plant-based protein

So what is protein and why do we need it in our diets? Protein, in my opinion, is the platinum of nature. It is made up of the amino acids that compose every living being and is responsible for almost all of our connective structure (muscles, tendons, ligaments, and skin) and all organs of the body as well as hormone building blocks for proper brain function and neuromuscular function. So protein is REALLY important!

How much protein do I need as a vegan bodybuilder? Will I need the same amount as before? Will my body hold on to the muscle I already have with the same amount of effort? These are questions that go through my mind, and I will figure out along the way and share with you.

So, what about the average athletic person? How much protein do they need? This is a question that comes up frequently with new personal training clients. According to the ADA, DOC, NASM, RDA and the food and nutrition board of medicine, you need between .5 -.8 grams per kilogram of body weight. This is, however, for sedentary individuals. For athletes, the requirements go up. From my experience and further research 1.2-1.8 grams per kilogram is necessary to either combat protein breakdown (ultra-running) or produce more lean muscle mass (bodybuilding). Some body builders have tried 2.2 grams per kilogram (1 gr per lbs.), but studies have shown that there is no regenerative or performance gain over the 1.8 gram-per-kilogram diet.

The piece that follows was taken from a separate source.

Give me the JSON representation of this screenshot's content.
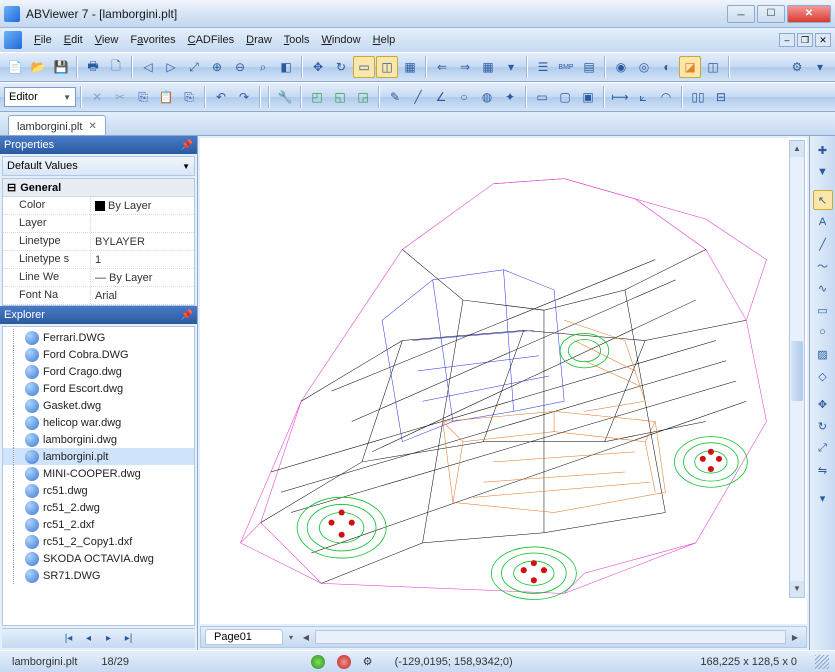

Austin at the gym

(I personally take in about 150-180 grams of protein a day. I am currently 185 lbs., so 185 divided by 2.2 then multiplied by 1.8 makes a grand total of 151. Ok, so maybe I need to back off the protein powder a bit :0).

These figures are for adults only. Children do not need as much, probably because they produce far higher amounts of growth hormone, which uses protein more efficiently. I believe we should consider where the source of the protein comes from as well. Bioavailability is the body’s ability to get the necessary ratios of amino acids into the body for repair. Animal protein has been considered a more balanced source over plant protein. When comparing the protein that uses a combination of hemp, rice and pea, we find it has a very similar amino acid profile to whey (a standard source used by bodybuilders).

Plant-based protein powders

Many believed that vegans or vegetarians could not get complete protein in their diets without a combination of plant foods in the same meal, like having a bean with a grain. Evidence now shows that you do not need to eat those foods in a single meal, but rather eating a variety of plant foods throughout the day will give you the complete protein you need. This is evident in the many cultures that have thrived on vegetarian diets and the many powerful vegan athletes/ultra-marathoners. Here are some examples:

* Scott Jurek is an ultra-marathoner. He has won the Western States 100 mile race 7 years in a row. This race is the “Boston Marathon” of ultras and brings the best competition the world has to offer. Scott only started winning this race when he switched to a plant-based diet.

* Carl Lewis won 9 Olympic gold and 10 world championship metals on a vegan diet.

* Brendan Brazier is a very competitive professional triathlete.

* Daniel Negreanu, Mike Zigomanis and Georges Laraque are all  professional hockey players for Canada.

* Mac Danzig is an internationally recognized MMA fighter winning the “King of the cage” in 2005 and defended it 4 times.

* Patrik Boumian is a strong man and former bodybuilder.

* Champion powerlifter Willie Austin is plant based too.

* Billy Simmons is the 2009 Mr. Universe Natural bodybuilding champion.

So, as far as I’m concerned, the facts speak for themselves.

Thanks for reading. Up next, I’ll talk about weight loss and how the scale may not be giving you an accurate view of your fat loss.